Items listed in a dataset

______

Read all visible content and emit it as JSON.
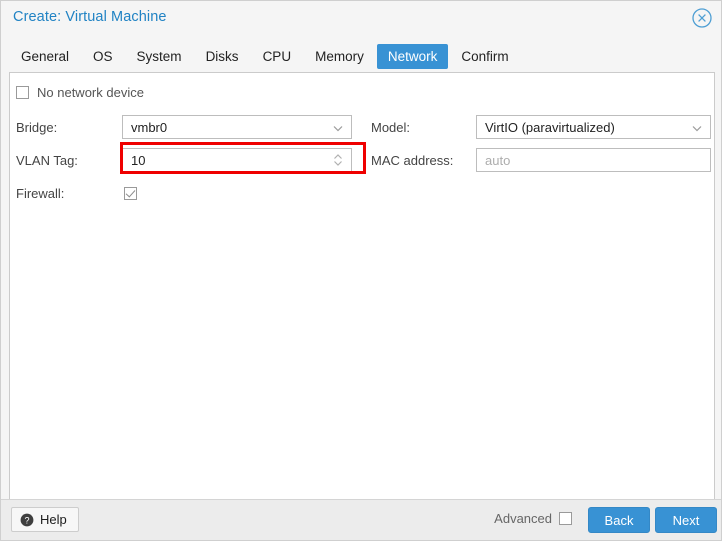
{
  "window": {
    "title": "Create: Virtual Machine",
    "close_icon": "close-circle-icon",
    "accent_color": "#3892d4",
    "title_color": "#2183c4",
    "highlight_color": "#ef0000"
  },
  "tabs": [
    {
      "label": "General",
      "active": false
    },
    {
      "label": "OS",
      "active": false
    },
    {
      "label": "System",
      "active": false
    },
    {
      "label": "Disks",
      "active": false
    },
    {
      "label": "CPU",
      "active": false
    },
    {
      "label": "Memory",
      "active": false
    },
    {
      "label": "Network",
      "active": true
    },
    {
      "label": "Confirm",
      "active": false
    }
  ],
  "form": {
    "no_network_device": {
      "label": "No network device",
      "checked": false
    },
    "left": {
      "bridge": {
        "label": "Bridge:",
        "value": "vmbr0",
        "icon": "chevron-down-icon"
      },
      "vlan_tag": {
        "label": "VLAN Tag:",
        "value": "10",
        "icon": "spinner-updown-icon",
        "highlighted": true
      },
      "firewall": {
        "label": "Firewall:",
        "checked": true
      }
    },
    "right": {
      "model": {
        "label": "Model:",
        "value": "VirtIO (paravirtualized)",
        "icon": "chevron-down-icon"
      },
      "mac_address": {
        "label": "MAC address:",
        "value": "",
        "placeholder": "auto"
      }
    }
  },
  "footer": {
    "help_label": "Help",
    "help_icon": "question-mark-circle-icon",
    "advanced_label": "Advanced",
    "advanced_checked": false,
    "back_label": "Back",
    "next_label": "Next"
  }
}
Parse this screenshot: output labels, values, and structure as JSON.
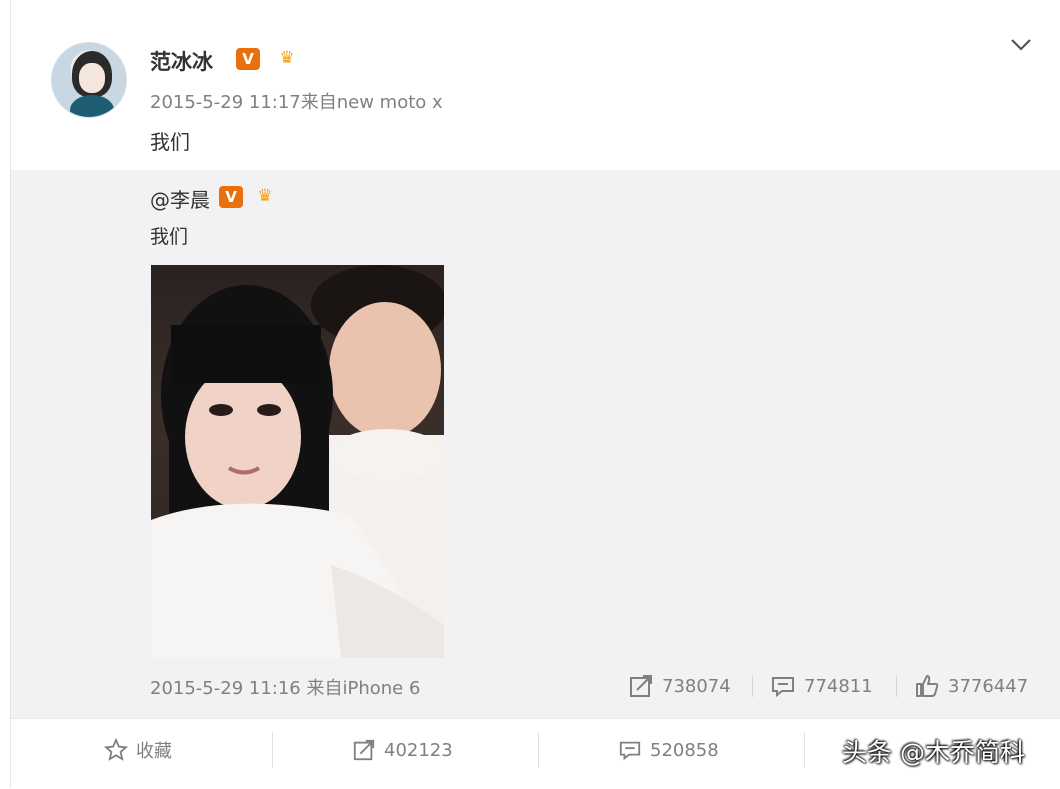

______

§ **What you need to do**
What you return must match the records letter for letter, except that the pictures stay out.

§ **Written response**
Read all visible content and emit it as JSON.
{
  "window": {
    "title": "Create: Virtual Machine",
    "close_icon": "close-circle-icon",
    "accent_color": "#3892d4",
    "title_color": "#2183c4",
    "highlight_color": "#ef0000"
  },
  "tabs": [
    {
      "label": "General",
      "active": false
    },
    {
      "label": "OS",
      "active": false
    },
    {
      "label": "System",
      "active": false
    },
    {
      "label": "Disks",
      "active": false
    },
    {
      "label": "CPU",
      "active": false
    },
    {
      "label": "Memory",
      "active": false
    },
    {
      "label": "Network",
      "active": true
    },
    {
      "label": "Confirm",
      "active": false
    }
  ],
  "form": {
    "no_network_device": {
      "label": "No network device",
      "checked": false
    },
    "left": {
      "bridge": {
        "label": "Bridge:",
        "value": "vmbr0",
        "icon": "chevron-down-icon"
      },
      "vlan_tag": {
        "label": "VLAN Tag:",
        "value": "10",
        "icon": "spinner-updown-icon",
        "highlighted": true
      },
      "firewall": {
        "label": "Firewall:",
        "checked": true
      }
    },
    "right": {
      "model": {
        "label": "Model:",
        "value": "VirtIO (paravirtualized)",
        "icon": "chevron-down-icon"
      },
      "mac_address": {
        "label": "MAC address:",
        "value": "",
        "placeholder": "auto"
      }
    }
  },
  "footer": {
    "help_label": "Help",
    "help_icon": "question-mark-circle-icon",
    "advanced_label": "Advanced",
    "advanced_checked": false,
    "back_label": "Back",
    "next_label": "Next"
  }
}
Parse this screenshot: output labels, values, and structure as JSON.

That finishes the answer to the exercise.